■ Task to carry out
Would you please copy every line from the records that contains the word "time"?

--------------------------------

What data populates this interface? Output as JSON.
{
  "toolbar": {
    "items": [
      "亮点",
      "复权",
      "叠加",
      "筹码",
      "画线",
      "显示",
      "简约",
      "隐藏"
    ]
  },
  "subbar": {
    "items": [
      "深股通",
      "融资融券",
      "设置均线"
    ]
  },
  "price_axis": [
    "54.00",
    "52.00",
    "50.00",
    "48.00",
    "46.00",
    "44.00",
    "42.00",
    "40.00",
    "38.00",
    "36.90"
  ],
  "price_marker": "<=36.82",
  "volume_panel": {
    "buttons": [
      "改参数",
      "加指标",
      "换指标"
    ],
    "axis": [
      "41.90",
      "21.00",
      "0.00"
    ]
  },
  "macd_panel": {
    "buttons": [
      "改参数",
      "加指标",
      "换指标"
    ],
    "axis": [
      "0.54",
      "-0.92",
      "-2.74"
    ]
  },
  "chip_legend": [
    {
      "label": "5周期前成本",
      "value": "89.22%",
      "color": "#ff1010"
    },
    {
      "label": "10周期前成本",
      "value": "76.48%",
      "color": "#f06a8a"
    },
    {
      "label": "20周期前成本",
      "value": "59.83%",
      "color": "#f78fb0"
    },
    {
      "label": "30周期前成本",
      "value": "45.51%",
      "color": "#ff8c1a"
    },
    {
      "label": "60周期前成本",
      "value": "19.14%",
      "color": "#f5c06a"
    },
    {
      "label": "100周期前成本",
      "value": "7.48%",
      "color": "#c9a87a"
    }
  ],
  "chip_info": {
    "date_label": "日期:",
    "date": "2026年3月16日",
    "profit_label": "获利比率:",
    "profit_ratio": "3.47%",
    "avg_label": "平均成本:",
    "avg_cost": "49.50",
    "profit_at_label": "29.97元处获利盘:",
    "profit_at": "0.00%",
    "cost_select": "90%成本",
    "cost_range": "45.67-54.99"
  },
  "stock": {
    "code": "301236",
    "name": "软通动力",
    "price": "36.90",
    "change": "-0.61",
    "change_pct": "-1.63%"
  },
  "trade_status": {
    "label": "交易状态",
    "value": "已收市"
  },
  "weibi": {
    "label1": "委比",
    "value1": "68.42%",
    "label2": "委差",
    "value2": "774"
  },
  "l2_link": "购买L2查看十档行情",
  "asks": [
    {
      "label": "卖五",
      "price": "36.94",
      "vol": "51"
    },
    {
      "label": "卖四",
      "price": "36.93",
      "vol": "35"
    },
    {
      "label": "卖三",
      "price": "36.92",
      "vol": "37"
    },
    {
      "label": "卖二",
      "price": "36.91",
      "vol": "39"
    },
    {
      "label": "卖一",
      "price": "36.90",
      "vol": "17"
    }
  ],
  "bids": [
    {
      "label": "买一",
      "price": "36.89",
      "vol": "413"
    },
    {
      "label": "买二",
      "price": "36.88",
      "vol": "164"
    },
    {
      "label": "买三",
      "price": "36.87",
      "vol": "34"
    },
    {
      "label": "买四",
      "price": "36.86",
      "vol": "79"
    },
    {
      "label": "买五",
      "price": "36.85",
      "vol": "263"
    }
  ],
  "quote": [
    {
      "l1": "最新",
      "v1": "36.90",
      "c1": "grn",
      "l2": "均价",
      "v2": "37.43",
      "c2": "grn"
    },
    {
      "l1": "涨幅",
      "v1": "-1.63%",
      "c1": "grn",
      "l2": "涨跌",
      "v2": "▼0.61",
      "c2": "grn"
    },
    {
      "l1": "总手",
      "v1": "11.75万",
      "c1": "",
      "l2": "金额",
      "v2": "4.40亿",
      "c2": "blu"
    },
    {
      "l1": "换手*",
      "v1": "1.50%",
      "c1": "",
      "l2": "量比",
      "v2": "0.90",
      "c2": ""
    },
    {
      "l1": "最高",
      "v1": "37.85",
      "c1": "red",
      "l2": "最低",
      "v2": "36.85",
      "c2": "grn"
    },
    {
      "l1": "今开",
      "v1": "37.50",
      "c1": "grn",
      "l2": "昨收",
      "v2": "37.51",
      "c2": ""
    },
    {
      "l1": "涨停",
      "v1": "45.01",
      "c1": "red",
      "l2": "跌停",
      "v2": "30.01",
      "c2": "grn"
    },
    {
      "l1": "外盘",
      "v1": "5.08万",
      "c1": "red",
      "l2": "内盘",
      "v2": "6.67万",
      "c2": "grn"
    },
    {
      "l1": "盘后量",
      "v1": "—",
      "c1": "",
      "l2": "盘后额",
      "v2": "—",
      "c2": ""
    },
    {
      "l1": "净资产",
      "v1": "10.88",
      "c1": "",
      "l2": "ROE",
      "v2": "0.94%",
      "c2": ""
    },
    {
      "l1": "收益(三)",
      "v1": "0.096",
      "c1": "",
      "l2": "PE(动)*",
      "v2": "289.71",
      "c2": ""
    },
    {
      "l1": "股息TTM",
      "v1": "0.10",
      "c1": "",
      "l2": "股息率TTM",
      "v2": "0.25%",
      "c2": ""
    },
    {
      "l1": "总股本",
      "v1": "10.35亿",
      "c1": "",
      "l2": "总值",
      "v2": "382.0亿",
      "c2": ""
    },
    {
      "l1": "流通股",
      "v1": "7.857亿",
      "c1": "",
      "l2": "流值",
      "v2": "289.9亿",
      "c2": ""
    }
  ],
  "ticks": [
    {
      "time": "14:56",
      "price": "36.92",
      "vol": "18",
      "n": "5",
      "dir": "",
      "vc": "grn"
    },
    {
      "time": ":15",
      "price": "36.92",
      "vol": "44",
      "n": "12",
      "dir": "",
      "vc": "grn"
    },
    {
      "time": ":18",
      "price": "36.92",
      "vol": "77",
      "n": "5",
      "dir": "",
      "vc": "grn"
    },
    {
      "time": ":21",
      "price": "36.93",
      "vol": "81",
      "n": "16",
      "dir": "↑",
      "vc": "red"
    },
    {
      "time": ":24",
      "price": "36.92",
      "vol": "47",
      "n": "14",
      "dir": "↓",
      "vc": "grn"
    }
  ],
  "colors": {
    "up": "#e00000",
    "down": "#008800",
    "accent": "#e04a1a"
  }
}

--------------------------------

■ Answer
      "time": "14:56",
      "time": ":15",
      "time": ":18",
      "time": ":21",
      "time": ":24",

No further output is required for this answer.